You see what I mean by the variations of tourtière recipes? But really, when push comes to shove, you can’t beat the flavors of spiced meat, all wrapped up in a crust of some sort.
When working with phyllo dough, be sure to keep the extra phyllo sheets covered with a damp towel so that they don’t dry out. It’s standard practice to brush butter or oil on each sheet before layering on the next one. Instead, I used olive oil cooking spray to keep things light.
For other holiday-inspired recipes using Athens Mini Fillo Shells and Fillo Dough, check out their Christmas & Holiday Entertaining Recipes. For more details on the Fillo Dough and other Athens Foods products, be sure to follow them on Facebook, on Pinterest and Twitter.
Other recipes with phyllo dough or mini phyllo shells:
Cookin’ Canuck’s 3-Ingredient Brie & Cranberry Phyllo Turnovers
Cookin’ Canuck’s Mini Smoked Salmon & Pesto Yogurt Phyllo Bites
The Joyful Health’s Walnut, Spinach & Mushroom Phyllo Bites
My Bottomless Ex-Boyfriend’s Heirloom Tomato & Goat Cheese Tart
Raisin & Fig’s Pear, Leek & Gruyere Turnovers
Spiced Meat Phyllo Pie (Tourtière) Recipe
|Serving Size||⅛ pie ||
|Amount Per Serving||As Served|
|Calories 210kcal Calories from fat 58|
|% Daily Value|
|Total Fat 6g||9%|
|Saturated Fat 2g||10%|
|Dietary Fiber 1g||4%|
Percent Daily Values are based on a 2,000 calorie diet. Your daily values may be higher or lower depending on your calorie needs:
|Total Fat||Less than||65g|
|Sat Fat||Less than||25g|
Have you heard of tourtière, a traditional spiced meat pie from Quebec? This version is lightened up with phyllo dough, and just as delicious!
- Heat the olive oil in a large skillet set over medium heat. Add the onions and cook, stirring occasionally, until the onions are tender, about 5 minutes.
- Add the ground pork, beef broth, red wine, allspice, cinnamon and cloves.
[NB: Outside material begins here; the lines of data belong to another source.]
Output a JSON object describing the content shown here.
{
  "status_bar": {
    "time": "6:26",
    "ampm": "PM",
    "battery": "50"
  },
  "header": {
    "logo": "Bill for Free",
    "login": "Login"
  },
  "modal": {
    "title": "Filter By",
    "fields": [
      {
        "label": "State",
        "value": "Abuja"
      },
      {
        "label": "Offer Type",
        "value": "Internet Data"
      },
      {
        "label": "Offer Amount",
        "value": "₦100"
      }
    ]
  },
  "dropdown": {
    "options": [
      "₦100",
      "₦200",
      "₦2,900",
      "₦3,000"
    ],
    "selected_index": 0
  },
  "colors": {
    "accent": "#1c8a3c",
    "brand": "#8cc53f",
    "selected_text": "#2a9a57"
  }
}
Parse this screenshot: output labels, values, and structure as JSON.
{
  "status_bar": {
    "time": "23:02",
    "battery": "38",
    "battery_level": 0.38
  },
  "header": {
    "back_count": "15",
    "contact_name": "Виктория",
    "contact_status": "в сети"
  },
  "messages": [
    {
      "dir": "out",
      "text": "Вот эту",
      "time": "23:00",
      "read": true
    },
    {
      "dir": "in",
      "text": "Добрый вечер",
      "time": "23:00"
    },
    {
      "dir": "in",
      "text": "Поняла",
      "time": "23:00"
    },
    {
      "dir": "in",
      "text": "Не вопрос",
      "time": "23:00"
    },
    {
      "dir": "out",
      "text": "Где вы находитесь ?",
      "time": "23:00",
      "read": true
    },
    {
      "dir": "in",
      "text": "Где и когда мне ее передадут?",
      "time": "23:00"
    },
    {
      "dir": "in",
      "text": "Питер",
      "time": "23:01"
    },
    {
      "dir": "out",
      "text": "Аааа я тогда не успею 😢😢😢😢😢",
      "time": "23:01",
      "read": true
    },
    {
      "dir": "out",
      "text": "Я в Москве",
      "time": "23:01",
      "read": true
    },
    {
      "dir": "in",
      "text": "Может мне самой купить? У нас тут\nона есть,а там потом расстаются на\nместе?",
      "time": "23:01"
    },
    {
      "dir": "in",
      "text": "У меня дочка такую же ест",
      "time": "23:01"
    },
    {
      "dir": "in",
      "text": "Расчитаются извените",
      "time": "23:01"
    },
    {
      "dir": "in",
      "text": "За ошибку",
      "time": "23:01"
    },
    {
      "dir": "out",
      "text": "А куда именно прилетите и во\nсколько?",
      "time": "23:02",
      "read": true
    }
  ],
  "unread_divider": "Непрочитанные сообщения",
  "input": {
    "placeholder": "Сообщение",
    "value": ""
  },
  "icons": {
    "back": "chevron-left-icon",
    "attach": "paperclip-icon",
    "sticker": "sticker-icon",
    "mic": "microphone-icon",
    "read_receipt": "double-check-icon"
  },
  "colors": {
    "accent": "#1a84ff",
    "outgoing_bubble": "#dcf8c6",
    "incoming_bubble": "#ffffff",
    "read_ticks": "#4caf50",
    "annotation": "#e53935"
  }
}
Break up the pork with a wooden spoon. Season with salt and pepper. Simmer until the liquid is gone, but the pork is still moist, about 45 minutes.
- Pierce the potato in several places with a fork. Microwave until the potato is tender, about 5 minutes. Cut in half, squeeze out the potato into a bowl and discard the potato skin. Mash the potato with the back of a fork until fairly smooth.
- Add ¾ cup of the mashed potato to the pork mixture. Stir until completely incorporated and the mixture is sticking together.
- Preheat the oven to 350 degrees F. Lightly coat a 9-inch pie dish with cooking spray.
- Unroll the defrosted fillo dough and place it under a damp kitchen towel to stop the dough from drying out. Cover whenever the dough is not in use.
- Place 1 sheet of the fillo in the pie dish and push down so that the dough fits into the dish. Lightly coat with cooking spray. Turn the pie dish slightly and repeat with another sheet of fillo dough. Continue with 4 more sheets of dough (a total of 6), turning slightly each time so that all sides of the pie dish are covered and lightly coating each layer with cooking spray.
- Transfer the meat mixture to the pie dish and spread the meat evenly.
- Top the meat mixture with 4 sheets of fillo dough, scrunching each one slightly to fit within the pie dish and lightly coating each layer with cooking spray.
- Bake until the fillo dough is golden brown, about 30 minutes.
- Let rest for 10 minutes, then carefully cut the pie into 8 pieces. Serve.
Disclosure: This post was sponsored by Athens Foods. All opinions are my own. This post contains links to my Amazon affiliate page. Any revenue made from sales through these links helps to support this blog. Thank you!